Now he had the whole city down below him. He could see the rooftops, and people in the streets. But he looked past them, out to the skyline; to the jagged spires of Kredik Shaw, the smaller peaks and towers of the various Keeps, all the way down to the low-roofed buildings of the skaa tenements. He could see everything laid out in front of him. It was his.

The thrill in his chest rose to something that left him almost unable to breathe for the exhilaration, as if there was something huge inside his chest that was trying to break loose. Gervais knew a secret, a mystery, something no one else did, or he was on the edge of knowing it. Just on the edge. Things were not what they seemed. He only had to open a door, somewhere, he had to touch something, and then he would understand it. How to soar, like the birds.

The long fall pulled at him, drawing him towards it, a dizzying drop to the ground so very far below him. Gervais looked over the edge, fearless, challenging gravity to take him. He was secure here. He had never fallen.

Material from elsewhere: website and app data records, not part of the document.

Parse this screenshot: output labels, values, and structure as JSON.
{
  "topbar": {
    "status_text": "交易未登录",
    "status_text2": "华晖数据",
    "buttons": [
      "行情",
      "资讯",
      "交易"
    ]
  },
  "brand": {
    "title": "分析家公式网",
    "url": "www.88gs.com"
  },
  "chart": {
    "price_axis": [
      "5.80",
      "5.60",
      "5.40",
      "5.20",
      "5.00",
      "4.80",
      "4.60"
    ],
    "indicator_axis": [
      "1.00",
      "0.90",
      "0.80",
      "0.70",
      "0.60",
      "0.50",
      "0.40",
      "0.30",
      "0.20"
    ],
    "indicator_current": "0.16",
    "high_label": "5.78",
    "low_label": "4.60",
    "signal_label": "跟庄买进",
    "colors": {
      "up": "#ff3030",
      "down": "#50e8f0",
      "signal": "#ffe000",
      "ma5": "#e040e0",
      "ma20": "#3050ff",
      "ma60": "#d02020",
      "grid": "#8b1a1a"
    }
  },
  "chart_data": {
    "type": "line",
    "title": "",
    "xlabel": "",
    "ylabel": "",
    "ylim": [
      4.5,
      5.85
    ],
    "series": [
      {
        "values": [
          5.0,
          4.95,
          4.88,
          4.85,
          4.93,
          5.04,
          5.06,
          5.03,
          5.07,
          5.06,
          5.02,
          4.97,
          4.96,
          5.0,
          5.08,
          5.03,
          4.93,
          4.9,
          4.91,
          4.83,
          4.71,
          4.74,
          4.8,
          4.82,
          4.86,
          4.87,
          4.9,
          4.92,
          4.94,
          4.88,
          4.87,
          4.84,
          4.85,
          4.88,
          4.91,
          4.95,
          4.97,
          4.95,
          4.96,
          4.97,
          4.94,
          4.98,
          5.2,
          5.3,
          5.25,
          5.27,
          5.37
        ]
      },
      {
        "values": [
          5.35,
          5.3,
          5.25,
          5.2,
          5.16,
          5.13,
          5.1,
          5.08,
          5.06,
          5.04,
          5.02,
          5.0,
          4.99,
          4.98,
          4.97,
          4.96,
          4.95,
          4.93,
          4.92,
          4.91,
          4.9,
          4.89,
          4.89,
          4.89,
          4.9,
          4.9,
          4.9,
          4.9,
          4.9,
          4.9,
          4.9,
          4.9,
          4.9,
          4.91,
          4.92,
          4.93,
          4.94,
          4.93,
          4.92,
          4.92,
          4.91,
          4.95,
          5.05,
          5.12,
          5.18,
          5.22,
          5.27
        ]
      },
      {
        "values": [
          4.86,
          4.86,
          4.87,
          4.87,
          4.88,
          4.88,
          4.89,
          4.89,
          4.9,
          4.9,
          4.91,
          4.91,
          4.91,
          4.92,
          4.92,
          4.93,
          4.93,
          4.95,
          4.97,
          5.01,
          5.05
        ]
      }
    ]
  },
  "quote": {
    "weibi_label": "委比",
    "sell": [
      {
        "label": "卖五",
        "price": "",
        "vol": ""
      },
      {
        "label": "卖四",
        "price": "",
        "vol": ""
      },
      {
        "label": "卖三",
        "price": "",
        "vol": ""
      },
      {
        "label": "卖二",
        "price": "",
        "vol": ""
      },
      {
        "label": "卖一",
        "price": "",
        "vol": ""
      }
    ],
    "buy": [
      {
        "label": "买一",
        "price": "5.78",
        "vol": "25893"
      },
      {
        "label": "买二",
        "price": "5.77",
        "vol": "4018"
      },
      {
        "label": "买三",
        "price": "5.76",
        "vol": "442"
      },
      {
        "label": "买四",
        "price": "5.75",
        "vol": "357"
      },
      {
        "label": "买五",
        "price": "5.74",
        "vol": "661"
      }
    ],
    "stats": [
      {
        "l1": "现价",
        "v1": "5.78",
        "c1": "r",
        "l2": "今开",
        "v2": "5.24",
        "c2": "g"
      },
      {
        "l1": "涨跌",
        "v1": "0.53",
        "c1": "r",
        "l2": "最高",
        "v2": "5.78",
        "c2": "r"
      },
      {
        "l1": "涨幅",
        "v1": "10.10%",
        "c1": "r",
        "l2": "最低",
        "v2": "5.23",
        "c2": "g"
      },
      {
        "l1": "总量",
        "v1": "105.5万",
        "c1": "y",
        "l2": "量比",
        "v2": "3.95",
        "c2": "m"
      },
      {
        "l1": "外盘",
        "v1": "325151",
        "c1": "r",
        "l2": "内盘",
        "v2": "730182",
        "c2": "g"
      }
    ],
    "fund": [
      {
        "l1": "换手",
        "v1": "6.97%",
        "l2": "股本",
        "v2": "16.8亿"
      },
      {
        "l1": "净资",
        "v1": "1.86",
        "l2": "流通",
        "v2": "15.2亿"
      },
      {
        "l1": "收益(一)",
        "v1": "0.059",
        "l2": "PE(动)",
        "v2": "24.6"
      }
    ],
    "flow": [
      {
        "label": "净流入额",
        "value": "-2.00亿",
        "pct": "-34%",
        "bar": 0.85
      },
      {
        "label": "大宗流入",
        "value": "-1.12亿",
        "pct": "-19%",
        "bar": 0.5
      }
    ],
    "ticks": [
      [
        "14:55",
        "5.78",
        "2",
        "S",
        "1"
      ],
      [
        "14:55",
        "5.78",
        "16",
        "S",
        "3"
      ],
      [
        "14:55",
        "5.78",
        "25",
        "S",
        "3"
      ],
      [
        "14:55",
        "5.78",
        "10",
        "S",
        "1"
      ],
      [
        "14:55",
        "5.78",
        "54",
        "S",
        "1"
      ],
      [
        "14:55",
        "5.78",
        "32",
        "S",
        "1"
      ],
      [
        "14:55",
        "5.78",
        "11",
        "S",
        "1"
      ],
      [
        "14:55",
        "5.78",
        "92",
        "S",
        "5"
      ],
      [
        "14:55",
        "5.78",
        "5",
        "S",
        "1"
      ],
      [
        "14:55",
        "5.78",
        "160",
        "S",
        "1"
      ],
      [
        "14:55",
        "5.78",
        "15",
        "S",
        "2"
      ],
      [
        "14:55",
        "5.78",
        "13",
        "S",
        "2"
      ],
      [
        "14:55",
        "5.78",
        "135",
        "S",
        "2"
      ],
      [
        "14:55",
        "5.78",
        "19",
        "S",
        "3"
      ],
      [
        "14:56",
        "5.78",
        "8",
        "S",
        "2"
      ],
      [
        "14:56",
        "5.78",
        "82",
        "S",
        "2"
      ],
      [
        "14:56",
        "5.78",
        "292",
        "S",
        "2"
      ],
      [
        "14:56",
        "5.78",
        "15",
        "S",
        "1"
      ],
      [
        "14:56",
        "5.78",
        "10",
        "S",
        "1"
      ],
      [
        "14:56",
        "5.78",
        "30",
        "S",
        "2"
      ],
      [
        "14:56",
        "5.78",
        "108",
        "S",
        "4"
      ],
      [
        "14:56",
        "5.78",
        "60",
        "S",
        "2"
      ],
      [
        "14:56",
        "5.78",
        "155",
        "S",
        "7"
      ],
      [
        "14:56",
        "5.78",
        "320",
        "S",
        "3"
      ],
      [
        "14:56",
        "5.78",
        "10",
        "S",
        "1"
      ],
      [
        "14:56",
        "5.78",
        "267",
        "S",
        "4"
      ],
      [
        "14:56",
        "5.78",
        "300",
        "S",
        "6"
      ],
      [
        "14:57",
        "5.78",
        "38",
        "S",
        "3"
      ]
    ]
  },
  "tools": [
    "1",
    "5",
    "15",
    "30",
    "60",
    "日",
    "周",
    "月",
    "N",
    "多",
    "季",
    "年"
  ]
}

He sat down, dangling his legs over the side of the parapet, and settled in to wait, watching the world go about its business down below him unaware.

Gervais did not know how much later it was, but he could see the shadows changing and getting longer, and the red globe of the sun was sinking down towards the horizon. It was taking everyone a very long time to notice that he was missing.

Surely they would be frightened when they found him up here. They would be afraid he would fall, and they would try to talk him into coming down. Don't fall, they would tell him - be careful. Someone would come to take his hand and draw him back down from the parapet. Then they would be glad to have him back safe and in one piece, and Mother would hold him. They would be angry with him afterward, but they would be afraid to lose him.

Father would not want him to fall, would he?

It was getting late.

Had Mother forgotten him again?

The time crept on by, and by now the joy of the height had faded, he was no longer a secret king. He was exhausted, thirsty, and dizzy from the heat that pulsed in the air and radiated off the stone he was sitting on. And Gervais knew that no one was coming. No one had noticed, or cared, that he was gone. He tried to swallow, but there was something in his throat choking him.

He pushed himself off from his perch, slipping down into the crenellation to climb down, and his foot slipped sideways out into space as he landed. He reached out frantically for something to stop himself, but toppled outward from the parapet.

Suddenly he was weightless, but he was not flying. Not flying at all. He was falling, and he was going to die - he was going to die -






1 user(s) are reading this topic

0 members, 1 guests, 0 anonymous users